PARIS (Reuters) - France said on Tuesday it would respond to a Moody's credit downgrade by pushing on with reforms, complaining that the ratings agency had overlooked steps already taken to revamp the euro zone's second-largest economy.

France lost its prized triple-A badge from the Standard & Poor's agency in January, so Monday's move by Moody's was not surprising. But it underlined doubts about Socialist President Francois Hollande's ability to fix France's public finances.

The downgrade also highlighted the divergence with the top-rated regional powerhouse Germany whose finance minister called it a "small warning" to its most important euro zone partner.

Hollande said after the cut: "We must take note, stick to our economic policies, keep on track and understand that we have every interest in improving public finances."

Moody's said it would assess the triple-A ratings of the euro zone's EFSF and ESM bailout funds in light of its one-notch cut of France to Aa1 with a negative outlook.

However, its France downgrade did not appear to affect the perceived status of French bonds which, along with German debt, are seen as a safe haven from the crisis in southern Europe.

The benchmark French 10-year government bond yield - which has been trading at historic lows and offering Hollande crucial access to cheap borrowing - was little changed at 2.15 percent versus 2.08 percent before the downgrade.

"Moody's raised concerns about France's capacity to reform and so it is up to us to show that this time we are going to carry out reforms," Finance Minister Pierre Moscovici, leading a government offensive to play down the move, told journalists.   Continued...
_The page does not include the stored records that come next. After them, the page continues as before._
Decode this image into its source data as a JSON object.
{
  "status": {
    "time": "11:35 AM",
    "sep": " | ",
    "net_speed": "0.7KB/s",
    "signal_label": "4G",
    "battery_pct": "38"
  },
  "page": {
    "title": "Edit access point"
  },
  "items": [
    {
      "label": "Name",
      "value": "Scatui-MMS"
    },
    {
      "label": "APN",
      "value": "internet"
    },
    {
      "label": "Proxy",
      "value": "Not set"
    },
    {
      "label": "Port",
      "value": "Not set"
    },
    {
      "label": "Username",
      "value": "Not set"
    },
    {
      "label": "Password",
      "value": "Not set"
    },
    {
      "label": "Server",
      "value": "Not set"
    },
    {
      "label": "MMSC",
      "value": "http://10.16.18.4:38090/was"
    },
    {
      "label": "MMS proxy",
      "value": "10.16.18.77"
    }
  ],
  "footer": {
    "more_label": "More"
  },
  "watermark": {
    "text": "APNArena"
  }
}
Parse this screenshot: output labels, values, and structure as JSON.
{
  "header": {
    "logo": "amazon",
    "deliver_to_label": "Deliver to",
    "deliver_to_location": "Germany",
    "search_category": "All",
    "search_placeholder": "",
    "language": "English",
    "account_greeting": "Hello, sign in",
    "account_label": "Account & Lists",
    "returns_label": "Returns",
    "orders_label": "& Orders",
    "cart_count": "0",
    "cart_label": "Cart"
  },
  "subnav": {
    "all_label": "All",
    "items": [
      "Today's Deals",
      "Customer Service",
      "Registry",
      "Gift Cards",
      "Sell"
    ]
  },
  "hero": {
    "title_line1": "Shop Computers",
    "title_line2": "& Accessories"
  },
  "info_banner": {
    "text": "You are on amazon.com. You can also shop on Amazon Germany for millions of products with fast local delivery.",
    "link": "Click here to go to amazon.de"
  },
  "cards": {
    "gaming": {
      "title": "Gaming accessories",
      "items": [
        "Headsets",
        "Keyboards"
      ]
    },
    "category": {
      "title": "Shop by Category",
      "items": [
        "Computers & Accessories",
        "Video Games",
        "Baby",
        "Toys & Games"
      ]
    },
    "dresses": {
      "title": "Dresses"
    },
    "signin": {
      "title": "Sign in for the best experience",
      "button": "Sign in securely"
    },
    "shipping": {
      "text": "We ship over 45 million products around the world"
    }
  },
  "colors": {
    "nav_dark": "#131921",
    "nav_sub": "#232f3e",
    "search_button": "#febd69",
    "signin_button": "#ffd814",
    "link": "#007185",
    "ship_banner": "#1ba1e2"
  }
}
France's Finance Minister Pierre Moscovici speaks to journalists after a news conference at the Economy Ministry in Paris November 20, 2012. France said its economy was sound and reforms were on track after credit ratings agency Moody's stripped it of the prized triple-A badge due to an uncertain fiscal and economic outlook. Monday's downgrade, which follows a cut by Standard & Poor's in January, was expected but is a blow to Socialist President Francois Hollande as he tries to fix France's finances and revive the euro zone's second largest economy. REUTERS/Gonzalo Fuentes